This was error. It is clear from the plain language of OCGA 24-3-16 that the legislature intended to limit this exception to the hearsay rule to statements made by a child who was under the chronological age of 14 years at the time of the alleged act. See Couch v. State, 253 Ga. 764, 765 (325 SE2d 366) (1985); Greer v. State, 201 Ga. App. 775, 777 (412 SE2d 843) (1991). Since mental abilities may vary among children of the same chronological age, it may well be possible to produce evidence that a child 14 or more years of age functions mentally on the level of most children under the age of 14 years, or that a child less than 14 years of age has a "mental age" equivalent to most children over 14 years of age. Nevertheless, nothing in OCGA 24-3-16 evidences a legislative intent that "mental age" be considered in applying the statute. See Couch, supra at 765.
The State contends that even if the trial court erred in admitting the testimony under OCGA 24-3-16, the testimony as to the victim s prior statements was admissible as either a prior inconsistent statement by the victim under Gibbons v. State, 248 Ga. 858 (286 SE2d 717) (1982), or as the victim's prior consistent statement under Cuzzort v. State, 254 Ga. 745 (334 SE2d 661) (1985). Under Gibbons, supra, a prior inconsistent statement made by a witness who takes the stand and is subject to cross-examination is not limited in value to impeachment, but is admissible as substantive evidence of the matter asserted. Under Cuzzort, supra, "where the veracity of a witness is at issue, and that witness is present at trial, under oath, and subject to cross-examination, the prior consistent out-of-court statement of the witness is admissible [as substantive evidence]." Edwards v. State, 255 Ga. 149, 151 (335 SE2d 869) (1985).
The portion of the victim's prior statement to the detective supportive of the sodomy charge, although not directly contradictory of her trial testimony, was inconsistent with her testimony which did not specifically affirm or deny the sodomy allegations made in the indictment. The statement was admissible under Gibbons, supra. Testimony as to other parts of the victim's prior statements consistent with her trial testimony was admissible under Cuzzort, supra. Accordingly, there was no error in admitting the statements over Foster's hearsay objection.
3. The trial court did not err by denying Foster's motion for a directed verdict.
Robert E. Keller, District Attorney, Nancy Trehub, Assistant District Attorney, for appellee.
Lillian Neal, for appellant.
DECIDED DECEMBER 14, 1994 -- RECONSIDERATION DENIED JANUARY 9, 1995.
Thursday May 21 07:32 EDT

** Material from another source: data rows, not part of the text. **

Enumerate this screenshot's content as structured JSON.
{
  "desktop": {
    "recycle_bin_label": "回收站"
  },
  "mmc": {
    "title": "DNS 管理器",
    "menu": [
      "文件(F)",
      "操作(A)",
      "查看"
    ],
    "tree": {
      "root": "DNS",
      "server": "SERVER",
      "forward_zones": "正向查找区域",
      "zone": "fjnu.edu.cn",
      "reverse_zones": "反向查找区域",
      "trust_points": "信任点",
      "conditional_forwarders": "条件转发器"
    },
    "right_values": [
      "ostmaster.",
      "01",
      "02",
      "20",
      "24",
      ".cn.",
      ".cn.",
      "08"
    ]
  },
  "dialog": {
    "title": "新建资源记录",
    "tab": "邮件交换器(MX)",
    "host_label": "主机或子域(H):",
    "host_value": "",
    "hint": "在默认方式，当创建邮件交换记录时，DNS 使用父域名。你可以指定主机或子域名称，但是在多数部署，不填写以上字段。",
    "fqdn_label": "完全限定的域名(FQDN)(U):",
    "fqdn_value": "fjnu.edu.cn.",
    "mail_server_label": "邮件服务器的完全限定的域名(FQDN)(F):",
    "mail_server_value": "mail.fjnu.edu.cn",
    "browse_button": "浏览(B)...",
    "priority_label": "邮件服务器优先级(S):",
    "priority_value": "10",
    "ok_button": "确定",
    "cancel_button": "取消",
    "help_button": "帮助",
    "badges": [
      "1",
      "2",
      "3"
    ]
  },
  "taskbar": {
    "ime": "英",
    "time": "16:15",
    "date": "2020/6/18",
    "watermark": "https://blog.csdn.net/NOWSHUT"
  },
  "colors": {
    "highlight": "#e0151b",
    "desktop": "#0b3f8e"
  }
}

This site exists because of donors like you.

Thanks!


Valid HTML 4.0!

Valid CSS!





Home - Tour - Disclaimer - Privacy - Contact Us
Copyright © 2000,2002,2004 Lawskills.com